You can’t erase the past, but you can be informed about the future.
Foodservice operators might have done a few things differently in 2007 if they knew what they know now. A crystal ball that signalled which food and beverage items, restaurant categories or dayparts were poised for growth could have offered helpful revenue-leveraging opportunities.
And, though we can’t go back, we can look ahead to 2012 and beyond with the NPD Group’s new report, “A Look into the Future of Foodservice.” The report reveals how consumer restaurant visit behaviour will evolve during the next five years with forecasts designed to help operators keep ahead of the curve and formulate forward-thinking business strategies to maximize growth potential.
Onward and Upward
During the next five years, visits to Canadian restaurants are forecast to grow an average of 1.7 per cent per year, outpacing the 1.2 per cent per year growth in the country’s population and putting per capita visits at 196 per year, just ahead of 2007 numbers.
Here We Grow
The “Future of Foodservice” report provides forecasts based on the aging Canadian population, population growth and recent trends.
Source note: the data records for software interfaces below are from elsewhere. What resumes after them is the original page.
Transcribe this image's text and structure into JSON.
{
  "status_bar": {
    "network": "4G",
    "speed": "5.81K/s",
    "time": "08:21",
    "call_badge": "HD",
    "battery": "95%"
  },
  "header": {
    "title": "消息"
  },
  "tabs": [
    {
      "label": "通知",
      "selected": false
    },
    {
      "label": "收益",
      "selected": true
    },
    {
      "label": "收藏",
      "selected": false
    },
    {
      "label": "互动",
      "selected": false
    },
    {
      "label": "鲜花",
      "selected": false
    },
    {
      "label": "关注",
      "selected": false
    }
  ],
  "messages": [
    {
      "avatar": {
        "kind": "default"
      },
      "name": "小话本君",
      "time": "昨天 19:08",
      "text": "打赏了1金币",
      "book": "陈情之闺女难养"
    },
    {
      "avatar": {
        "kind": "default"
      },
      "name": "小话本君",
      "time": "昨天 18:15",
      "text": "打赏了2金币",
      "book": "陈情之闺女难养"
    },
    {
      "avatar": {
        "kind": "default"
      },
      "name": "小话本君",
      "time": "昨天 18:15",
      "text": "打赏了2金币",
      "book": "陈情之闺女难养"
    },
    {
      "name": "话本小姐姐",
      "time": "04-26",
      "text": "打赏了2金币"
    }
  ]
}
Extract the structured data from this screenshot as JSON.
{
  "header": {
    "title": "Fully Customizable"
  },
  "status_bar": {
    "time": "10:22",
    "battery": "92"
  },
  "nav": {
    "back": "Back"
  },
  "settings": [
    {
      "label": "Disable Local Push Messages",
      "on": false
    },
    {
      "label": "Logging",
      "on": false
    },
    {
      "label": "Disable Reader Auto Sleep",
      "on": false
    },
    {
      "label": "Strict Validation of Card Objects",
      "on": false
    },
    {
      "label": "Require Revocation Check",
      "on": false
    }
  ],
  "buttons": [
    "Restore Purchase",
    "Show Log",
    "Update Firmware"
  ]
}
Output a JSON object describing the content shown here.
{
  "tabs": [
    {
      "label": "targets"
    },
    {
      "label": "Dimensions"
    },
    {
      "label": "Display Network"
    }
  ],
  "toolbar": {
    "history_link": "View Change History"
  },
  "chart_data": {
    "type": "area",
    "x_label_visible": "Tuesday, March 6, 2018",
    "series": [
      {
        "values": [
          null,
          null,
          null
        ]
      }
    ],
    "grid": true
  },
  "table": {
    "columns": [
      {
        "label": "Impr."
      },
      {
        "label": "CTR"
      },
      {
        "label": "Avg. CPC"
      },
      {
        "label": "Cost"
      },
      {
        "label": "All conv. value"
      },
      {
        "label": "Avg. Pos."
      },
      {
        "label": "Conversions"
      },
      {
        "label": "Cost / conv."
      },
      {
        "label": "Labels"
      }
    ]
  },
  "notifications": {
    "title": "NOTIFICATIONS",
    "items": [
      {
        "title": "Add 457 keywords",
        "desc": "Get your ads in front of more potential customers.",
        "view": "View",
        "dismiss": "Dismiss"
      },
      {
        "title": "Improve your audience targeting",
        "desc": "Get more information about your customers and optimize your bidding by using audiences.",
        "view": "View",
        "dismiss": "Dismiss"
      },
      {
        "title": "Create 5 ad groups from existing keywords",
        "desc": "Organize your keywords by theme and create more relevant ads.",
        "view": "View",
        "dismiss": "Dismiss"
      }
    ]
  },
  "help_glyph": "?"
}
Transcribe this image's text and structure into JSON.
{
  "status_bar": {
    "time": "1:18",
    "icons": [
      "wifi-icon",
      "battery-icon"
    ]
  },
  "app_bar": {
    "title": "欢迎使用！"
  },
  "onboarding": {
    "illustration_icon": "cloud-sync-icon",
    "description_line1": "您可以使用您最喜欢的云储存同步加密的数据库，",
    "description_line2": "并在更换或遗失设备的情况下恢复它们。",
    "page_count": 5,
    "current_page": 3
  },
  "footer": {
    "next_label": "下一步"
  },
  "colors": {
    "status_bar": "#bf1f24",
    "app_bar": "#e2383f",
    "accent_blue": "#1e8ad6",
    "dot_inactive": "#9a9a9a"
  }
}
As consumers age, they become lighter buyers. So, as Baby Boomers reach their senior years, the restaurant industry will be more dependent on lighter users.
It’s easier to align business plans for future success by understanding and taking advantage of predicted shifts in eating habits and practices. Similarly, it’s just as important to identify which food and beverage products are expected to contract so potential product risks can be managed.
The good news? It’s predicted that as Canadians age during the next five years there will be a moderate benefit to the restaurant industry. For example, the younger contingent of baby boomers, born between 1956 and 1966, will be between the age of 50 and 60 in 2016. And, since this group makes up 17 per cent of the population, and have historically driven many restaurants trends, they will drive growth for mid-scale sit-down restaurants with varied menus, for QSR burger restaurants and for prepared food from retail food stores. These boomers will also be instrumental in boosting the sales of better-for-you entrées, breakfast sandwiches, desserts and Chinese food. While some of these categories won’t be growing in the overall marketplace, an operator can ensure growth by effectively targeting back-end boomers.
So put away the crystal ball and tea leaves, there’s solid statistical forecasts to consider. And remember: although forecasts can be helpful, they aren’t absolute. Stats are used to assess potential opportunities and risks for the purpose of long-term planning, but the future course can be altered with initiatives such as innovative product introductions and marketing.